PepsiCo India’s VP in nutrition category, Deepika Warrier, said the company has reduced its investments on commoditised, low-margin segments, including low juice content segments and has instead increased focus on its juice brand Tropicana.
Mumbai : Cold beverages, which include soft drinks, squashes, powdered mixes and packaged juices, have seen inhome penetration rise to 47% in May as against 38% in 2019, asurvey showed. In-home penetration refers to the number of households in the survey that consumed the product. Average household consumption of soft drinks too has increased to just over 7 litres annually from 6.5 litres in 2019.
This 47% in-home penetration, according to marketing data and analytics company Kantar, which shared the household panel data exclusively with TOI, is significantly better than any 12-month period before the pandemic.
“Whatever struggle the sector faced in the summers of 2020 and 2021 was wiped out by strong performance in 2022 and a reasonably good 2023. There have been important strides that the category made from a purchase standpoint, with increasing trips and quantity signifying a deepening habit,” said K Ramakrishnan, MD, south Asia, Worldpanel division at Kantar.
Families are also making more shopping trips to purchase soft drinks. Households are buying bottled soft drinks 6.5 times (average) annually as against 5.5 times in 2019, indicating that the habit is taking strong roots. Bottled soft drinks (45% penetration) form the bulk of the sector as they reach almost all cold beverage households. In comparison, juices have 5% penetration and squashes 6%.
The cold beverage sector, which is heavily dependent on seasons, had a penetration of 29% in March-May of 2019, said Kantar.
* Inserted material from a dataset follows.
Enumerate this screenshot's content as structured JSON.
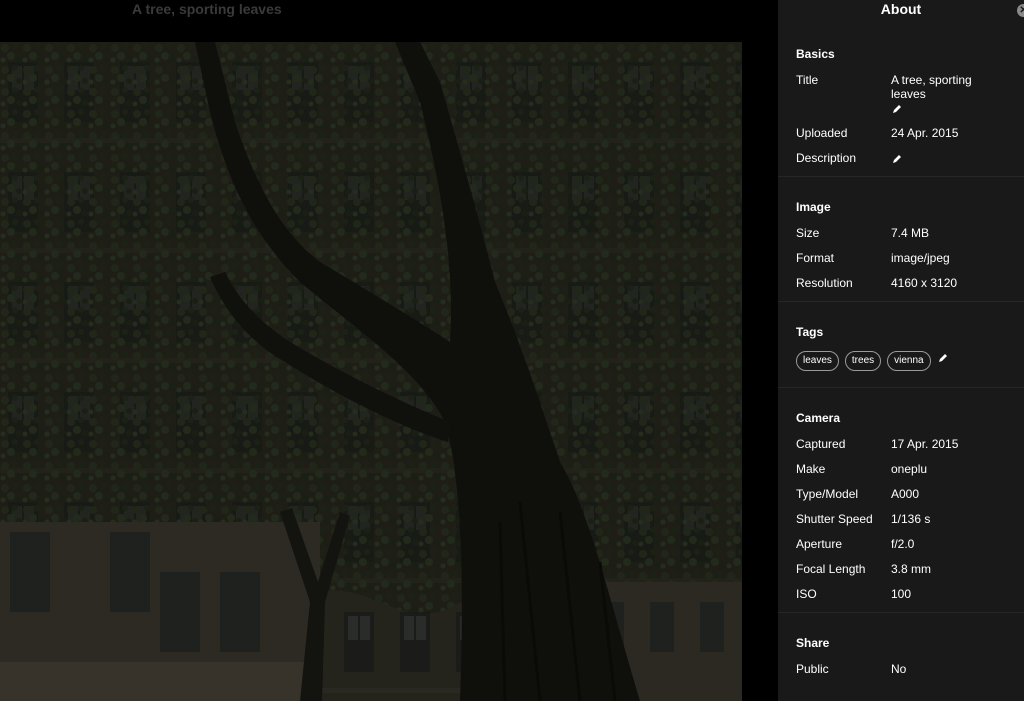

Yet, despite excessive rains, a penetration of 37% in March-May this year is close to the annual in-home figure in 2019.
Nadia Chauhan, joint MD &CMO of Parle Agro, which makes Frooti, said that since 2019, there has been a significant shift in consumer behaviour, primarily due to the impact of the pandemic. This shift has led to a notable increase in demand for larger SKUs (stock-keeping units) and shared packs, primarily for in-home consumption and on-premise gatherings.
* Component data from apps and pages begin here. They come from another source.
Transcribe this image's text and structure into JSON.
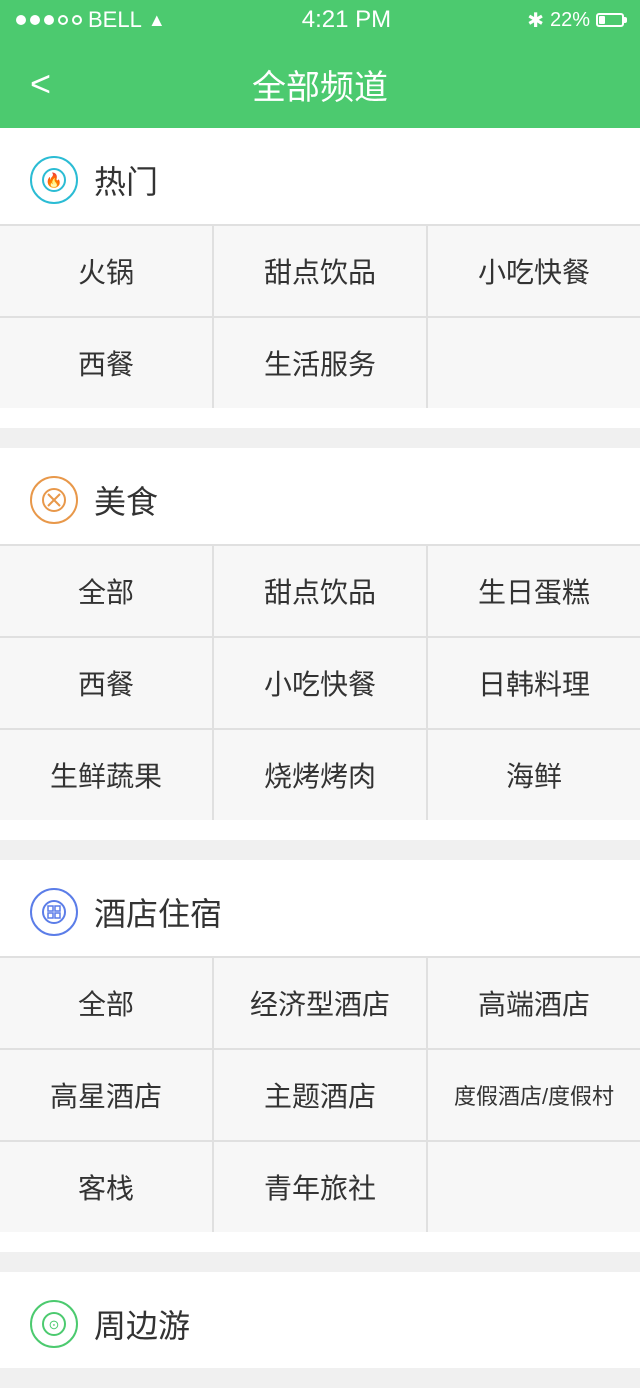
{
  "statusBar": {
    "carrier": "BELL",
    "time": "4:21 PM",
    "battery": "22%"
  },
  "header": {
    "title": "全部频道",
    "backLabel": "<"
  },
  "sections": [
    {
      "id": "hot",
      "iconType": "hot",
      "iconSymbol": "🔥",
      "title": "热门",
      "items": [
        "火锅",
        "甜点饮品",
        "小吃快餐",
        "西餐",
        "生活服务",
        ""
      ]
    },
    {
      "id": "food",
      "iconType": "food",
      "iconSymbol": "✕",
      "title": "美食",
      "items": [
        "全部",
        "甜点饮品",
        "生日蛋糕",
        "西餐",
        "小吃快餐",
        "日韩料理",
        "生鲜蔬果",
        "烧烤烤肉",
        "海鲜"
      ]
    },
    {
      "id": "hotel",
      "iconType": "hotel",
      "iconSymbol": "⊞",
      "title": "酒店住宿",
      "items": [
        "全部",
        "经济型酒店",
        "高端酒店",
        "高星酒店",
        "主题酒店",
        "度假酒店/度假村",
        "客栈",
        "青年旅社",
        ""
      ]
    },
    {
      "id": "travel",
      "iconType": "travel",
      "iconSymbol": "🚗",
      "title": "周边游",
      "items": []
    }
  ]
}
In the case of Frooti, Chauhan said that sales of bigger packs have experienced a surge of about 45% in year-to-date 2023 compared to 2019. “One of the prominent drivers behind the preference for larger packs is the increasing emphasis on value for money in purchasing deci sions. Consumers are now seeking optimal spending and enhanced value, leading them to favour mid-sized packs that cater to various needs while also being budget-conscious,” said Chauhan.
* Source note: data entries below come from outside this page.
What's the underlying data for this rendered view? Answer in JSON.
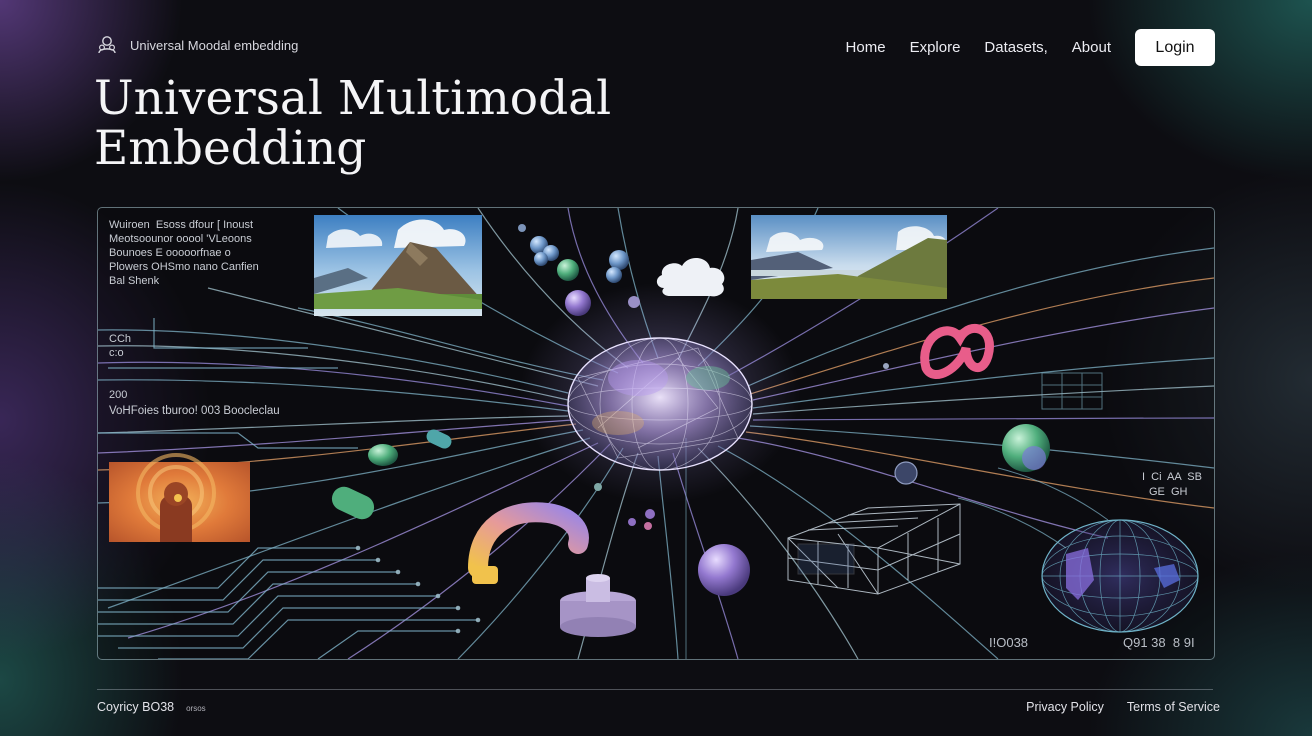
{
  "header": {
    "brand": "Universal Moodal embedding",
    "nav": [
      "Home",
      "Explore",
      "Datasets,",
      "About"
    ],
    "login": "Login"
  },
  "hero_title": [
    "Universal Multimodal",
    "Embedding"
  ],
  "visual": {
    "text_block": "Wuiroen  Esoss dfour [ Inoust\nMeotsoounor ooool 'VLeoons\nBounoes E ooooorfnae o\nPlowers OHSmo nano Canfien\nBal Shenk",
    "label_a": "CCh\nc:o",
    "label_b": "200",
    "label_c": "VoHFoies tburoo! 003 Boocleclau",
    "label_d": "I  Ci  AA  SB",
    "label_e": "GE  GH",
    "label_f": "I!O038",
    "label_g": "Q91 38  8 9I"
  },
  "footer": {
    "copyright": "Coyricy BO38",
    "copyright_small": "orsos",
    "links": [
      "Privacy Policy",
      "Terms of Service"
    ]
  }
}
However, the cold beverage sector is still dependent largely on the bottled soft drinks category and the summer. Before the pandemic, the MarchMay months contributed 40% of the annual volumes. This year, the contribution has inched up to 42% volumes (moving annual total in May 2023).
In March-May 2023, the average purchase quantity of cold beverages dropped to 3.8 litres from 4.1 litres in the year-ago period. Part of this slowdown is attributed to a milder summer and unseasonal rains in the north, a high-consumption market. “In fact, most of the decline in purchases seem to be coming from Delhi and Punjab, two high-consuming markets for the category. In contrast, southern statescontinued to purchase the category more,” said Ramakrishnan.